= Beginning of Section =
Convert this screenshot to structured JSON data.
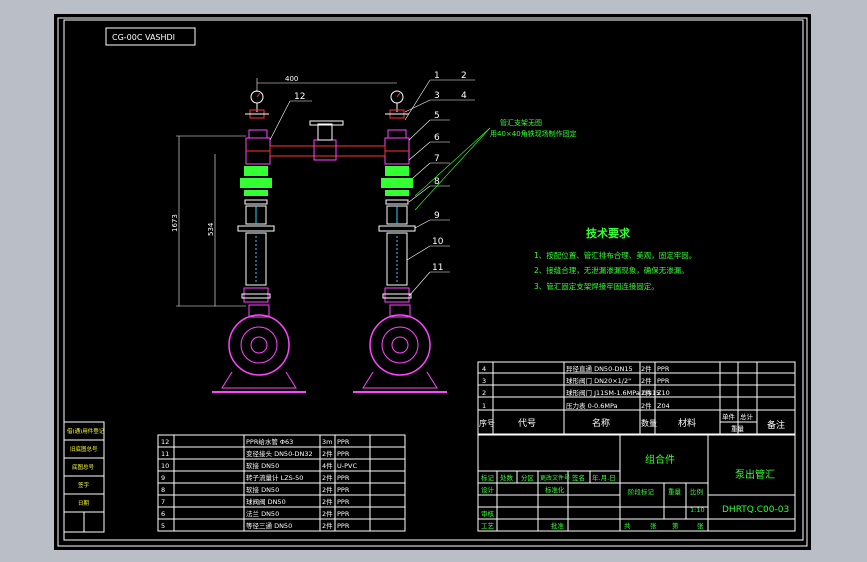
{
  "drawing": {
    "code_box": "CG-00C VASHDI",
    "dim_top": "400",
    "dim_left_outer": "1673",
    "dim_left_inner": "534",
    "note_support_line1": "管汇支架无图",
    "note_support_line2": "用40×40角铁现场制作固定",
    "leaders": [
      "1",
      "2",
      "3",
      "4",
      "5",
      "6",
      "7",
      "8",
      "9",
      "10",
      "11",
      "12"
    ],
    "tech_title": "技术要求",
    "tech_items": [
      "1、按配位置、管汇排布合理、美观，固定牢固。",
      "2、接缝合理，无泄漏渗漏现象，确保无渗漏。",
      "3、管汇固定支架焊接牢固连接固定。"
    ]
  },
  "upper_bom": {
    "rows": [
      {
        "no": "4",
        "name": "异径直通 DN50-DN15",
        "qty": "2件",
        "mat": "PPR"
      },
      {
        "no": "3",
        "name": "球形阀门 DN20×1/2\"",
        "qty": "2件",
        "mat": "PPR"
      },
      {
        "no": "2",
        "name": "球形阀门 J11SM-1.6MPa DN15",
        "qty": "2件",
        "mat": "Z10"
      },
      {
        "no": "1",
        "name": "压力表 0-0.6MPa",
        "qty": "2件",
        "mat": "Z04"
      }
    ],
    "header": {
      "no": "序号",
      "code": "代号",
      "name": "名称",
      "qty": "数量",
      "mat": "材料",
      "unit_weight": "单件",
      "total_weight": "总计",
      "weight": "重量",
      "note": "备注"
    }
  },
  "lower_bom": {
    "rows": [
      {
        "no": "12",
        "name": "PPR给水管 Φ63",
        "qty": "3m",
        "mat": "PPR"
      },
      {
        "no": "11",
        "name": "变径接头 DN50-DN32",
        "qty": "2件",
        "mat": "PPR"
      },
      {
        "no": "10",
        "name": "软接 DN50",
        "qty": "4件",
        "mat": "U-PVC"
      },
      {
        "no": "9",
        "name": "转子流量计 LZS-50",
        "qty": "2件",
        "mat": "PPR"
      },
      {
        "no": "8",
        "name": "软接 DN50",
        "qty": "2件",
        "mat": "PPR"
      },
      {
        "no": "7",
        "name": "球阀阀 DN50",
        "qty": "2件",
        "mat": "PPR"
      },
      {
        "no": "6",
        "name": "法兰 DN50",
        "qty": "2件",
        "mat": "PPR"
      },
      {
        "no": "5",
        "name": "等径三通 DN50",
        "qty": "2件",
        "mat": "PPR"
      }
    ]
  },
  "title_block": {
    "assembly": "组合件",
    "drawing_name": "泵出管汇",
    "drawing_no": "DHRTQ.C00-03",
    "scale": "1:10",
    "labels": {
      "mark": "标记",
      "count": "处数",
      "zone": "分区",
      "change_doc": "更改文件号",
      "sign": "签名",
      "date": "年.月.日",
      "design": "设计",
      "standardize": "标准化",
      "stage_mark": "阶段标记",
      "weight": "重量",
      "scale": "比例",
      "review": "审核",
      "process": "工艺",
      "approve": "批准",
      "total_sheets": "共",
      "sheet": "张",
      "this_sheet": "第"
    }
  },
  "side_table": {
    "rows": [
      "借(通)用件登记",
      "旧底图总号",
      "底图总号",
      "签字",
      "日期"
    ]
  }
}
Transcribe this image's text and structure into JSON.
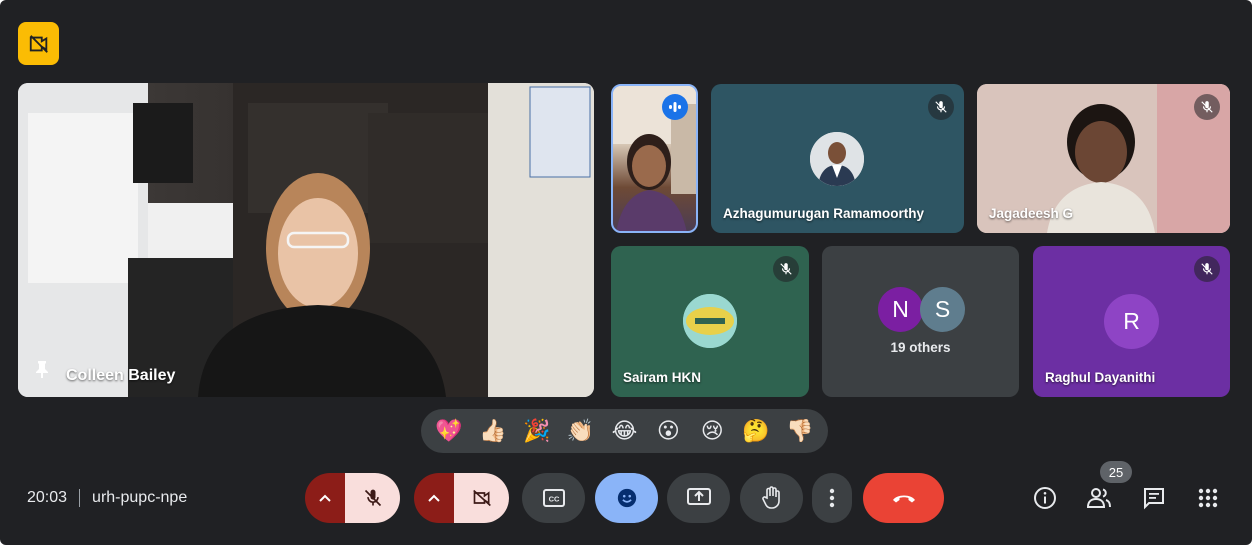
{
  "meeting": {
    "time": "20:03",
    "code": "urh-pupc-npe"
  },
  "participants": {
    "main": {
      "name": "Colleen Bailey",
      "pinned": true
    },
    "tiles": [
      {
        "name": "",
        "speaking": true
      },
      {
        "name": "Azhagumurugan Ramamoorthy",
        "muted": true
      },
      {
        "name": "Jagadeesh G",
        "muted": true
      },
      {
        "name": "Sairam HKN",
        "muted": true
      },
      {
        "name": "Raghul Dayanithi",
        "muted": true,
        "initial": "R"
      }
    ],
    "others": {
      "initials": [
        "N",
        "S"
      ],
      "label": "19 others"
    },
    "count": "25"
  },
  "reactions": [
    "💖",
    "👍🏻",
    "🎉",
    "👏🏻",
    "😂",
    "😮",
    "😢",
    "🤔",
    "👎🏻"
  ],
  "colors": {
    "background": "#202124",
    "control": "#3c4043",
    "mic_off_bg": "#f9dedc",
    "mic_off_left": "#8c1d18",
    "hangup": "#ea4335",
    "reaction_active": "#8ab4f8",
    "safety_badge": "#fbbc04",
    "avatar_n": "#7b1fa2",
    "avatar_s": "#5f7d8e",
    "avatar_r": "#8e44c5"
  },
  "icons": {
    "safety": "no-video-recording-icon",
    "pin": "pin-icon",
    "speaking": "audio-wave-icon",
    "mic_off": "mic-off-icon",
    "camera_off": "camera-off-icon",
    "captions": "closed-captions-icon",
    "emoji": "emoji-icon",
    "present": "present-screen-icon",
    "hand": "raise-hand-icon",
    "more": "more-vert-icon",
    "hangup": "call-end-icon",
    "info": "info-icon",
    "people": "people-icon",
    "chat": "chat-icon",
    "activities": "apps-grid-icon"
  }
}
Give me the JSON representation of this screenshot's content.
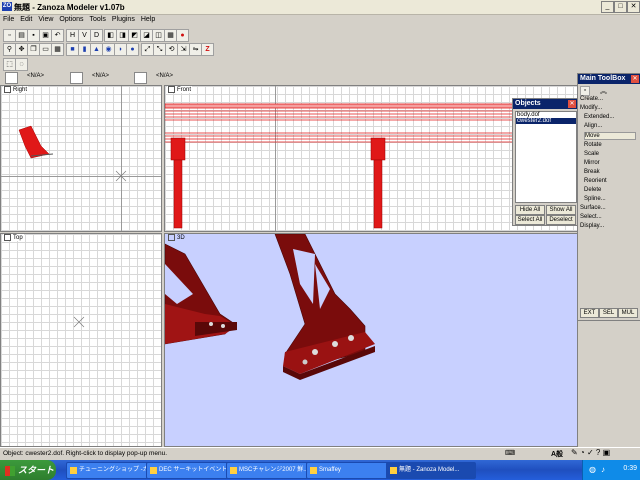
{
  "window": {
    "title": "無題 - Zanoza Modeler v1.07b",
    "logo": "ZO",
    "controls": {
      "minimize": "_",
      "maximize": "□",
      "close": "✕"
    }
  },
  "menu": [
    "File",
    "Edit",
    "View",
    "Options",
    "Tools",
    "Plugins",
    "Help"
  ],
  "toolbar": {
    "row1": [
      "new-icon",
      "open-icon",
      "save-icon",
      "saveas-icon",
      "print-icon",
      "undo-icon",
      "H",
      "V",
      "D",
      "cube-view-icon",
      "cube-solid-icon",
      "cube-wire-icon",
      "cube-alt-icon",
      "cube-alt2-icon",
      "cube-alt3-icon",
      "sphere-icon"
    ],
    "row2": [
      "zoom-icon",
      "pan-icon",
      "copy-icon",
      "paste-icon",
      "grid-icon",
      "image-icon",
      "cube-icon",
      "cylinder-icon",
      "cone-icon",
      "torus-icon",
      "sphere-icon",
      "hemisphere-icon",
      "move-x-icon",
      "move-y-icon",
      "rotate-icon",
      "scale-icon",
      "mirror-icon",
      "z-icon"
    ],
    "row3": [
      "select-rect-icon",
      "select-circle-icon"
    ]
  },
  "viewport_selectors": [
    "<N/A>",
    "<N/A>",
    "<N/A>"
  ],
  "viewports": {
    "right": "Right",
    "front": "Front",
    "top": "Top",
    "persp": "3D"
  },
  "objects_panel": {
    "title": "Objects",
    "items": [
      "body.dof",
      "cwester2.dof"
    ],
    "selected_index": 1,
    "buttons": {
      "hide_all": "Hide All",
      "show_all": "Show All",
      "select_all": "Select All",
      "deselect": "Deselect"
    }
  },
  "toolbox": {
    "title": "Main ToolBox",
    "items": [
      "Create...",
      "Modify...",
      "Extended...",
      "Align...",
      "Move",
      "Rotate",
      "Scale",
      "Mirror",
      "Break",
      "Reorient",
      "Delete",
      "Spline...",
      "Surface...",
      "Select...",
      "Display..."
    ],
    "active_index": 4,
    "tabs": [
      "EXT",
      "SEL",
      "MUL"
    ]
  },
  "status": {
    "text": "Object: cwester2.dof. Right-click to display pop-up menu.",
    "ime": "A般"
  },
  "taskbar": {
    "start": "スタート",
    "tasks": [
      "チューニングショップ -カ...",
      "DEC サーキットイベント...",
      "MSCチャレンジ2007 鮮...",
      "Smaffey",
      "無題 - Zanoza Model..."
    ],
    "active_index": 4,
    "clock": "0:39"
  },
  "colors": {
    "titlebar": "#ece9d8",
    "model_red": "#e01818",
    "model_dark": "#8a1010",
    "viewport_3d_bg": "#c8d0ff",
    "taskbar": "#245edb",
    "selection": "#0a246a"
  }
}
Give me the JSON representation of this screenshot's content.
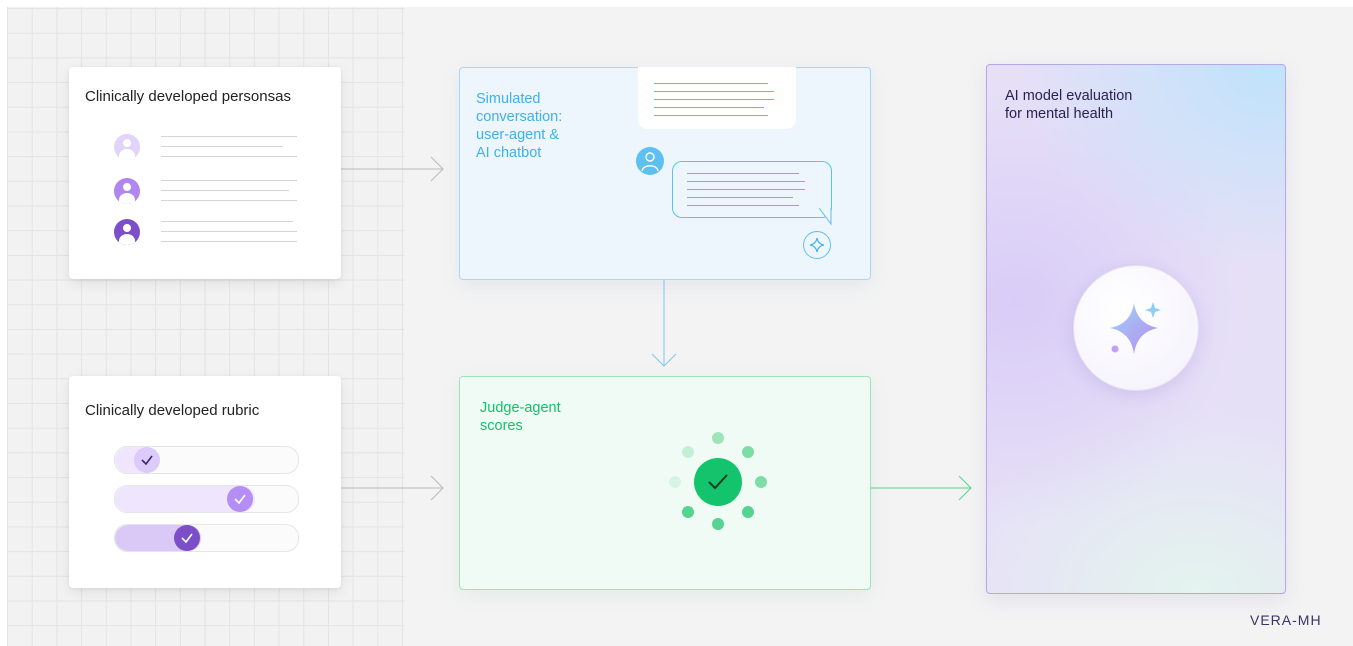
{
  "personas_card": {
    "title": "Clinically developed personsas"
  },
  "rubric_card": {
    "title": "Clinically developed rubric"
  },
  "simulation": {
    "title": "Simulated\nconversation:\nuser-agent &\nAI chatbot"
  },
  "judge": {
    "title": "Judge-agent\nscores"
  },
  "evaluation": {
    "title": "AI model evaluation\nfor mental health"
  },
  "brand": {
    "label": "VERA-MH"
  },
  "colors": {
    "persona_light": "#e2d3fa",
    "persona_mid": "#b186f0",
    "persona_dark": "#7c4fc9",
    "sim_accent": "#3fb0ea",
    "judge_accent": "#13c26a",
    "eval_text": "#2a2150"
  },
  "icons": [
    "person-icon",
    "sparkle-icon",
    "check-icon",
    "arrow-right-icon",
    "arrow-down-icon"
  ]
}
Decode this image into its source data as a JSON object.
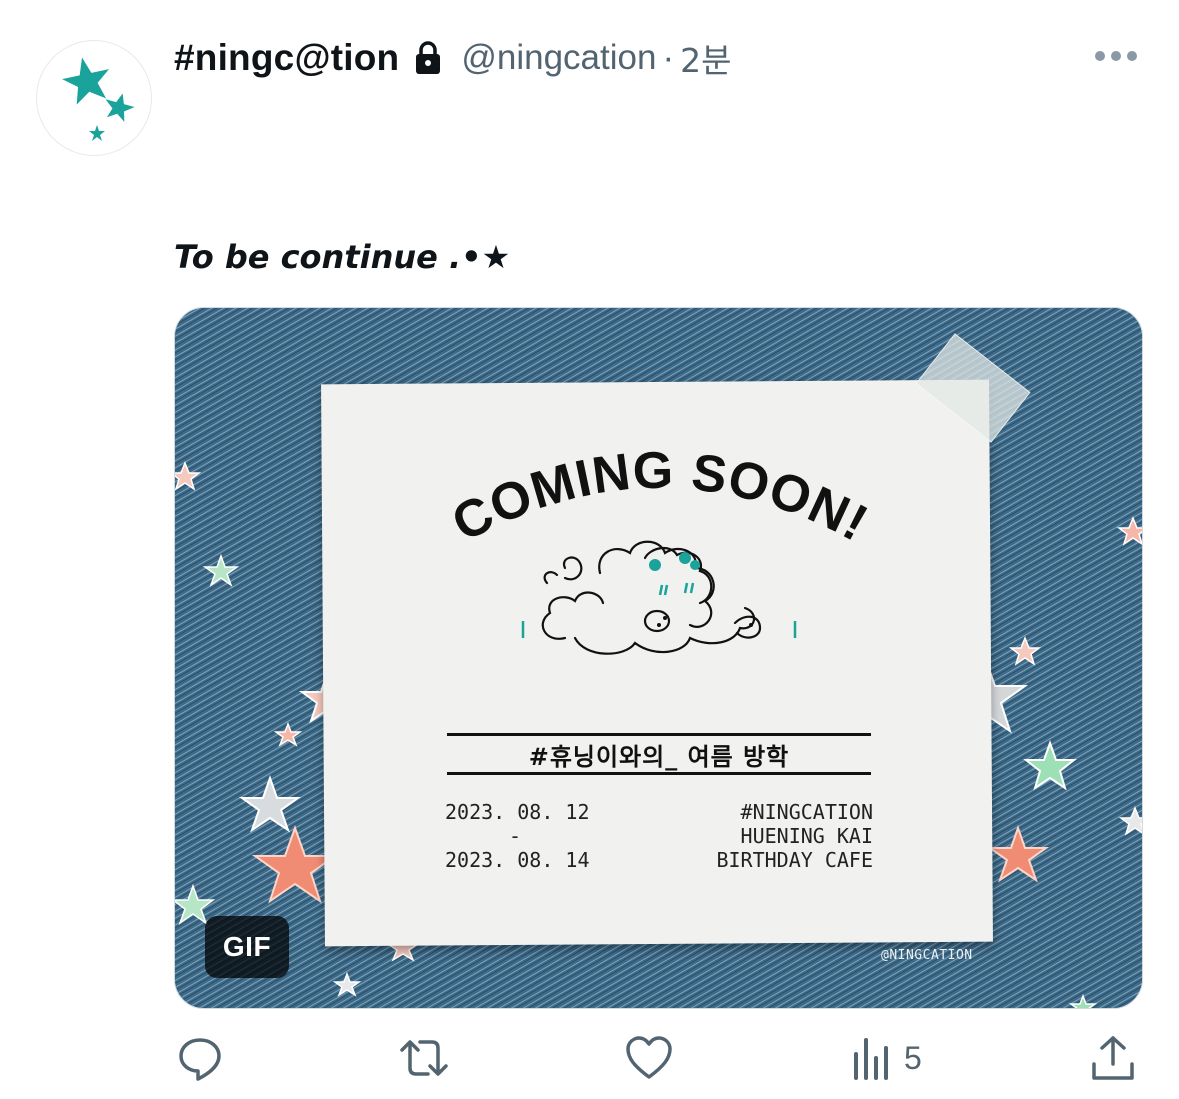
{
  "author": {
    "display_name": "#ningc@tion",
    "handle": "@ningcation",
    "separator": "·",
    "time": "2분",
    "protected_icon": "lock-icon",
    "avatar_icon": "stars-avatar"
  },
  "tweet": {
    "text": "To be continue .•★"
  },
  "media": {
    "type": "gif",
    "badge": "GIF",
    "poster": {
      "headline": "COMING SOON!",
      "subtitle": "#휴닝이와의_ 여름 방학",
      "date_start": "2023. 08. 12",
      "date_sep": "-",
      "date_end": "2023. 08. 14",
      "event_line1": "#NINGCATION",
      "event_line2": "HUENING KAI",
      "event_line3": "BIRTHDAY CAFE",
      "watermark": "@NINGCATION"
    }
  },
  "actions": {
    "reply_icon": "reply-icon",
    "retweet_icon": "retweet-icon",
    "like_icon": "heart-icon",
    "views_icon": "views-icon",
    "views_count": "5",
    "share_icon": "share-icon"
  },
  "colors": {
    "text_primary": "#0f1419",
    "text_secondary": "#536471",
    "avatar_star": "#1aa39a",
    "denim": "#3f6d8c"
  }
}
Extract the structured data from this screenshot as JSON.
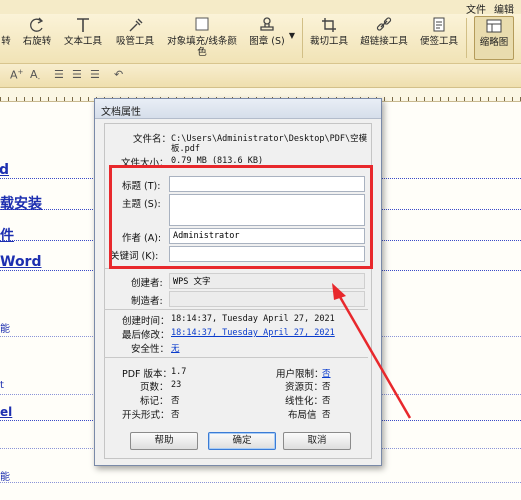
{
  "menubar": {
    "file": "文件",
    "edit": "编辑"
  },
  "ribbon": {
    "rotate_left": "转",
    "rotate_right": "右旋转",
    "text_tool": "文本工具",
    "eyedropper": "吸管工具",
    "fill_color": [
      "对象填充/线条颜",
      "色"
    ],
    "stamp": "图章 (S)",
    "crop": "裁切工具",
    "hyperlink": "超链接工具",
    "note": "便签工具",
    "thumbnail": "缩略图"
  },
  "doc_fragments": [
    "d",
    "载安装",
    "件",
    "Word",
    "能",
    "t",
    "el",
    "能"
  ],
  "dialog": {
    "title": "文档属性",
    "file_name_label": "文件名：",
    "file_name_value": [
      "C:\\Users\\Administrator\\Desktop\\PDF\\空模",
      "板.pdf"
    ],
    "file_size_label": "文件大小：",
    "file_size_value": "0.79 MB (813.6 KB)",
    "fields": {
      "title_label": "标题 (T):",
      "title_value": "",
      "subject_label": "主题 (S):",
      "subject_value": "",
      "author_label": "作者 (A):",
      "author_value": "Administrator",
      "keywords_label": "关键词 (K):",
      "keywords_value": ""
    },
    "creator_label": "创建者:",
    "creator_value": "WPS 文字",
    "producer_label": "制造者:",
    "producer_value": "",
    "created_label": "创建时间：",
    "created_value": "18:14:37, Tuesday April 27, 2021",
    "modified_label": "最后修改：",
    "modified_value": "18:14:37, Tuesday April 27, 2021",
    "security_label": "安全性：",
    "security_value": "无",
    "pdf_version_label": "PDF 版本：",
    "pdf_version_value": "1.7",
    "pages_label": "页数：",
    "pages_value": "23",
    "tagged_label": "标记：",
    "tagged_value": "否",
    "opening_label": "开头形式：",
    "opening_value": "否",
    "user_restrict_label": "用户限制：",
    "user_restrict_value": "否",
    "resources_label": "资源页：",
    "resources_value": "否",
    "linearized_label": "线性化：",
    "linearized_value": "否",
    "layout_label": "布局信",
    "layout_value": "否",
    "help_button": "帮助",
    "ok_button": "确定",
    "cancel_button": "取消"
  },
  "colors": {
    "annotation_red": "#e8282c",
    "link_blue": "#0a3ccc",
    "doc_text_blue": "#1d2fb0"
  }
}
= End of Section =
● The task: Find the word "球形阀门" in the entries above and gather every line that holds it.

● Response to this exercise:
        "name": "球形阀门 DN20×1/2\"",
        "name": "球形阀门 J11SM-1.6MPa DN15",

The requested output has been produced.